The problem =>
Each line of the material below is to be written out exactly. Leave out any picture.
(Supplied records begins)
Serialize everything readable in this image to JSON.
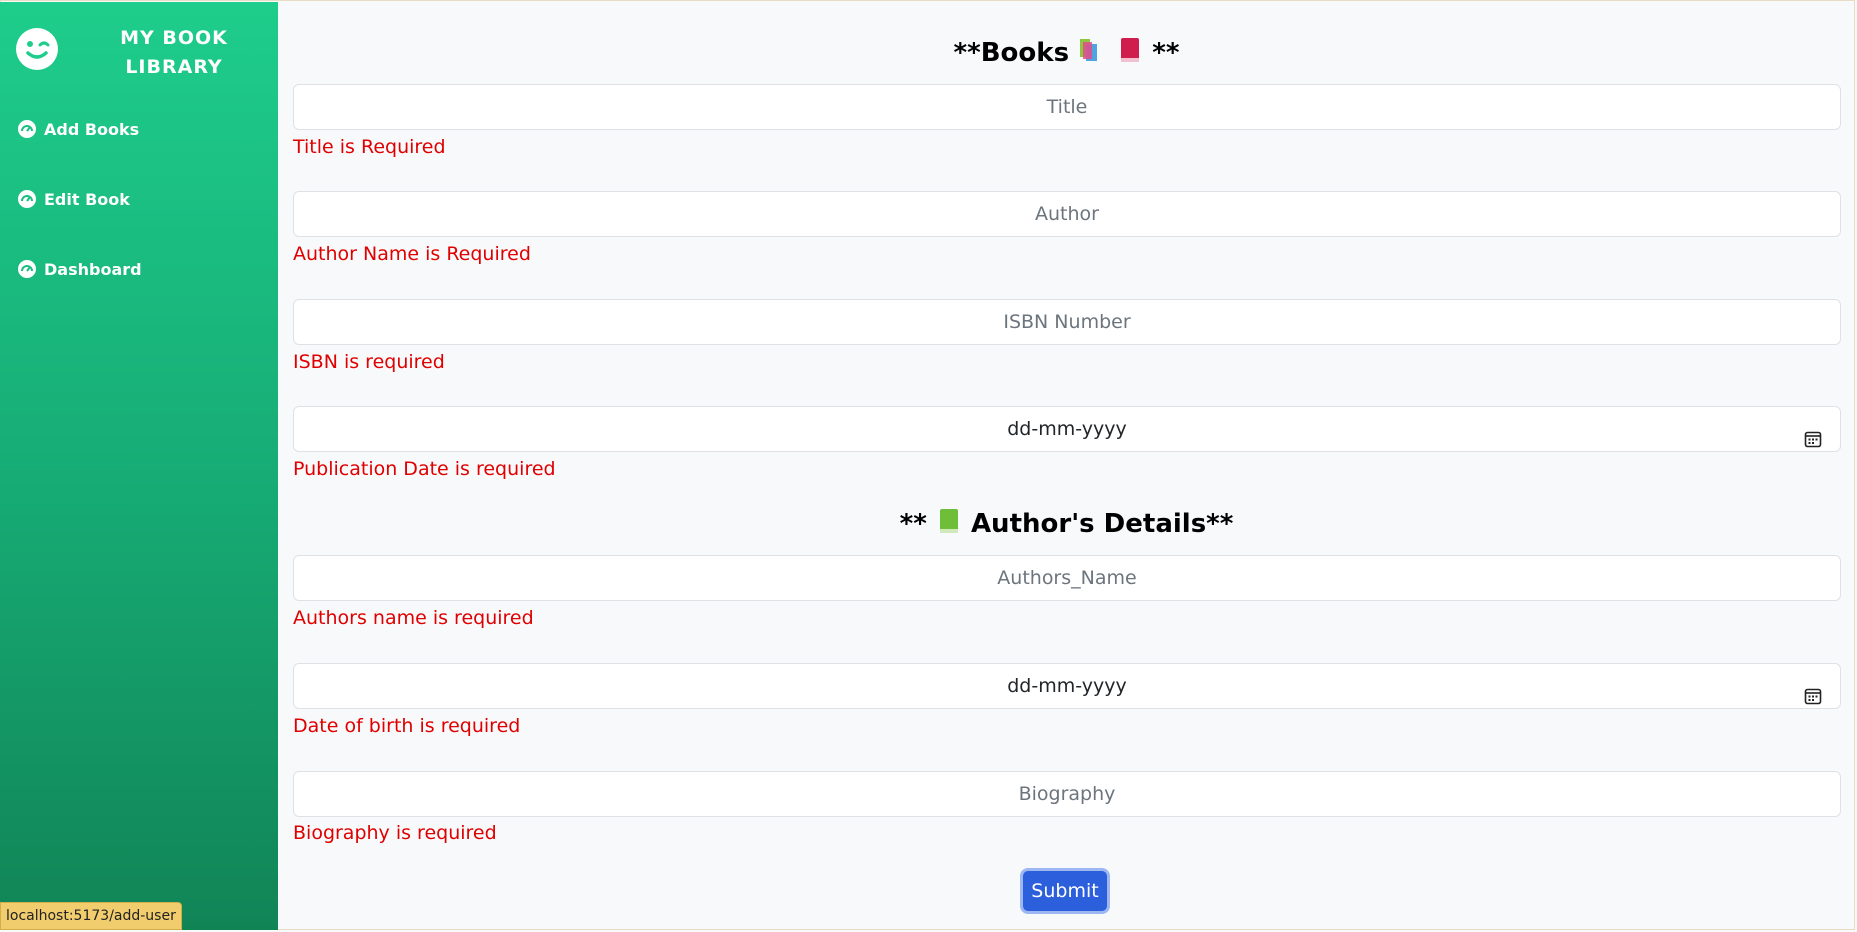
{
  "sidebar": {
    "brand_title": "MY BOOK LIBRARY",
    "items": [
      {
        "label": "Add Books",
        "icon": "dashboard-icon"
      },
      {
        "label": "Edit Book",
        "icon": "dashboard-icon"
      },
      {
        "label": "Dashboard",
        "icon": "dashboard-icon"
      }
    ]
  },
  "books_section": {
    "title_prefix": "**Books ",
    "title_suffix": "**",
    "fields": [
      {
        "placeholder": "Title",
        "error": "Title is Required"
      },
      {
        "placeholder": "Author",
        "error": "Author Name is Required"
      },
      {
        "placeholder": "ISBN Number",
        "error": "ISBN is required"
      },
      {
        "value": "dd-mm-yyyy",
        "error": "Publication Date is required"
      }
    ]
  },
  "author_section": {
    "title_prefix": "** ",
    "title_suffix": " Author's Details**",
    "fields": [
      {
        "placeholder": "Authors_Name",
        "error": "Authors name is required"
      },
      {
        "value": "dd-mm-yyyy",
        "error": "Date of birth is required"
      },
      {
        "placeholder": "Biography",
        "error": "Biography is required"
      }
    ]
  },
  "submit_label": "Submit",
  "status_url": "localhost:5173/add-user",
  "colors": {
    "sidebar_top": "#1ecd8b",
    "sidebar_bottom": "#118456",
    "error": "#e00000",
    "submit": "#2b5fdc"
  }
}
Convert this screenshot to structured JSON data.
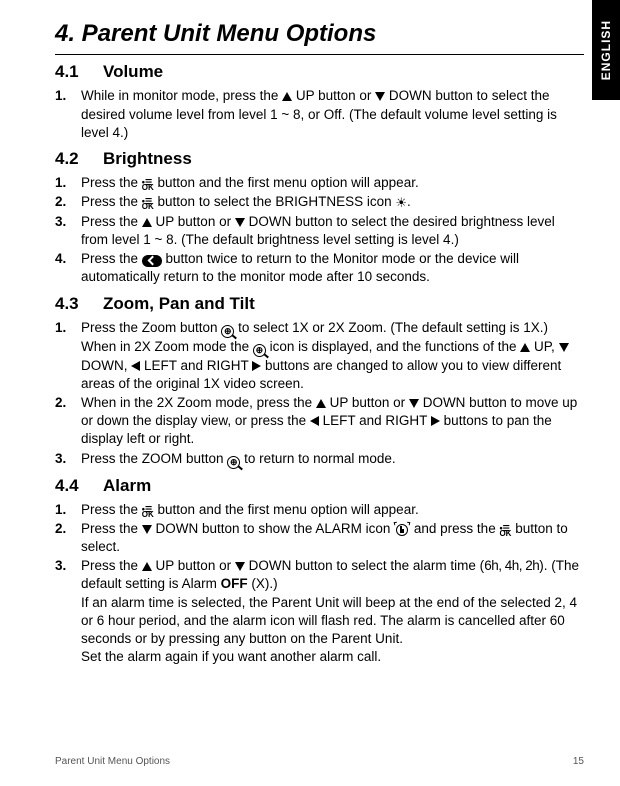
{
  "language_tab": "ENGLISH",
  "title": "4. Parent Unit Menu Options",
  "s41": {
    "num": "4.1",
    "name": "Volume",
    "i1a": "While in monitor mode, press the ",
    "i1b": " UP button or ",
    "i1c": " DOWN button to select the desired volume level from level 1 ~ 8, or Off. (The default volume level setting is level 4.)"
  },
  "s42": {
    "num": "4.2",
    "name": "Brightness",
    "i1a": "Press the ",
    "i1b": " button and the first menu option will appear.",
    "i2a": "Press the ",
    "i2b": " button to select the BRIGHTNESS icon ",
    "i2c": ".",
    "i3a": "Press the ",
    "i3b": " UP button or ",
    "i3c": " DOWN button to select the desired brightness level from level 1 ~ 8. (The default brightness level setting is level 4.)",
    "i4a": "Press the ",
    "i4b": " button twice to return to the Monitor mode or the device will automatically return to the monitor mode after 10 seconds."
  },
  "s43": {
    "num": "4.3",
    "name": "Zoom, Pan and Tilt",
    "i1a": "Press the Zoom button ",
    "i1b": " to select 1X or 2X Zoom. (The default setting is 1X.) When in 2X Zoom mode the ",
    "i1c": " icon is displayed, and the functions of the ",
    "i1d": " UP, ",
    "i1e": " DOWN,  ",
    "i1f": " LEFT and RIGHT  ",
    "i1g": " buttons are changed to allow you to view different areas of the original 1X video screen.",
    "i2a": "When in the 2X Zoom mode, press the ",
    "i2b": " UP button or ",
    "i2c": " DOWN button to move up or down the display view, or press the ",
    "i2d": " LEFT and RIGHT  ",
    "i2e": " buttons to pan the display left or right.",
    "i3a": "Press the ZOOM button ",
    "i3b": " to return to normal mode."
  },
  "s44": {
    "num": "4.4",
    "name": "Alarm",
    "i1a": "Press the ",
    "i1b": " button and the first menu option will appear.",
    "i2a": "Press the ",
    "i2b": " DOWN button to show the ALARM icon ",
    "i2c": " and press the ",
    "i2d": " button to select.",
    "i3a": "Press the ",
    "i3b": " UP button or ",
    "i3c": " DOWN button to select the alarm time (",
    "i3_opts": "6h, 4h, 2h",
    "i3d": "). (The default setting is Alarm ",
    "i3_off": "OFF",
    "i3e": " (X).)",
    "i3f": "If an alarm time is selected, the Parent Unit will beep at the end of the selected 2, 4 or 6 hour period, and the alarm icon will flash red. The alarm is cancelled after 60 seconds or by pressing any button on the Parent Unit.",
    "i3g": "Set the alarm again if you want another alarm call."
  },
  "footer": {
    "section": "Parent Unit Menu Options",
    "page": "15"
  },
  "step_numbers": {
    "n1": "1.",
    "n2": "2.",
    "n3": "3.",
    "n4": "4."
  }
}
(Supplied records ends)
Reply to the exercise =>
Serialize everything readable in this image to JSON.
{
  "sidebar": {
    "brand_title": "MY BOOK LIBRARY",
    "items": [
      {
        "label": "Add Books",
        "icon": "dashboard-icon"
      },
      {
        "label": "Edit Book",
        "icon": "dashboard-icon"
      },
      {
        "label": "Dashboard",
        "icon": "dashboard-icon"
      }
    ]
  },
  "books_section": {
    "title_prefix": "**Books ",
    "title_suffix": "**",
    "fields": [
      {
        "placeholder": "Title",
        "error": "Title is Required"
      },
      {
        "placeholder": "Author",
        "error": "Author Name is Required"
      },
      {
        "placeholder": "ISBN Number",
        "error": "ISBN is required"
      },
      {
        "value": "dd-mm-yyyy",
        "error": "Publication Date is required"
      }
    ]
  },
  "author_section": {
    "title_prefix": "** ",
    "title_suffix": " Author's Details**",
    "fields": [
      {
        "placeholder": "Authors_Name",
        "error": "Authors name is required"
      },
      {
        "value": "dd-mm-yyyy",
        "error": "Date of birth is required"
      },
      {
        "placeholder": "Biography",
        "error": "Biography is required"
      }
    ]
  },
  "submit_label": "Submit",
  "status_url": "localhost:5173/add-user",
  "colors": {
    "sidebar_top": "#1ecd8b",
    "sidebar_bottom": "#118456",
    "error": "#e00000",
    "submit": "#2b5fdc"
  }
}
Convert this screenshot to structured JSON data.
{
  "language_tab": "ENGLISH",
  "title": "4. Parent Unit Menu Options",
  "s41": {
    "num": "4.1",
    "name": "Volume",
    "i1a": "While in monitor mode, press the ",
    "i1b": " UP button or ",
    "i1c": " DOWN button to select the desired volume level from level 1 ~ 8, or Off. (The default volume level setting is level 4.)"
  },
  "s42": {
    "num": "4.2",
    "name": "Brightness",
    "i1a": "Press the ",
    "i1b": " button and the first menu option will appear.",
    "i2a": "Press the ",
    "i2b": " button to select the BRIGHTNESS icon ",
    "i2c": ".",
    "i3a": "Press the ",
    "i3b": " UP button or ",
    "i3c": " DOWN button to select the desired brightness level from level 1 ~ 8. (The default brightness level setting is level 4.)",
    "i4a": "Press the ",
    "i4b": " button twice to return to the Monitor mode or the device will automatically return to the monitor mode after 10 seconds."
  },
  "s43": {
    "num": "4.3",
    "name": "Zoom, Pan and Tilt",
    "i1a": "Press the Zoom button ",
    "i1b": " to select 1X or 2X Zoom. (The default setting is 1X.) When in 2X Zoom mode the ",
    "i1c": " icon is displayed, and the functions of the ",
    "i1d": " UP, ",
    "i1e": " DOWN,  ",
    "i1f": " LEFT and RIGHT  ",
    "i1g": " buttons are changed to allow you to view different areas of the original 1X video screen.",
    "i2a": "When in the 2X Zoom mode, press the ",
    "i2b": " UP button or ",
    "i2c": " DOWN button to move up or down the display view, or press the ",
    "i2d": " LEFT and RIGHT  ",
    "i2e": " buttons to pan the display left or right.",
    "i3a": "Press the ZOOM button ",
    "i3b": " to return to normal mode."
  },
  "s44": {
    "num": "4.4",
    "name": "Alarm",
    "i1a": "Press the ",
    "i1b": " button and the first menu option will appear.",
    "i2a": "Press the ",
    "i2b": " DOWN button to show the ALARM icon ",
    "i2c": " and press the ",
    "i2d": " button to select.",
    "i3a": "Press the ",
    "i3b": " UP button or ",
    "i3c": " DOWN button to select the alarm time (",
    "i3_opts": "6h, 4h, 2h",
    "i3d": "). (The default setting is Alarm ",
    "i3_off": "OFF",
    "i3e": " (X).)",
    "i3f": "If an alarm time is selected, the Parent Unit will beep at the end of the selected 2, 4 or 6 hour period, and the alarm icon will flash red. The alarm is cancelled after 60 seconds or by pressing any button on the Parent Unit.",
    "i3g": "Set the alarm again if you want another alarm call."
  },
  "footer": {
    "section": "Parent Unit Menu Options",
    "page": "15"
  },
  "step_numbers": {
    "n1": "1.",
    "n2": "2.",
    "n3": "3.",
    "n4": "4."
  }
}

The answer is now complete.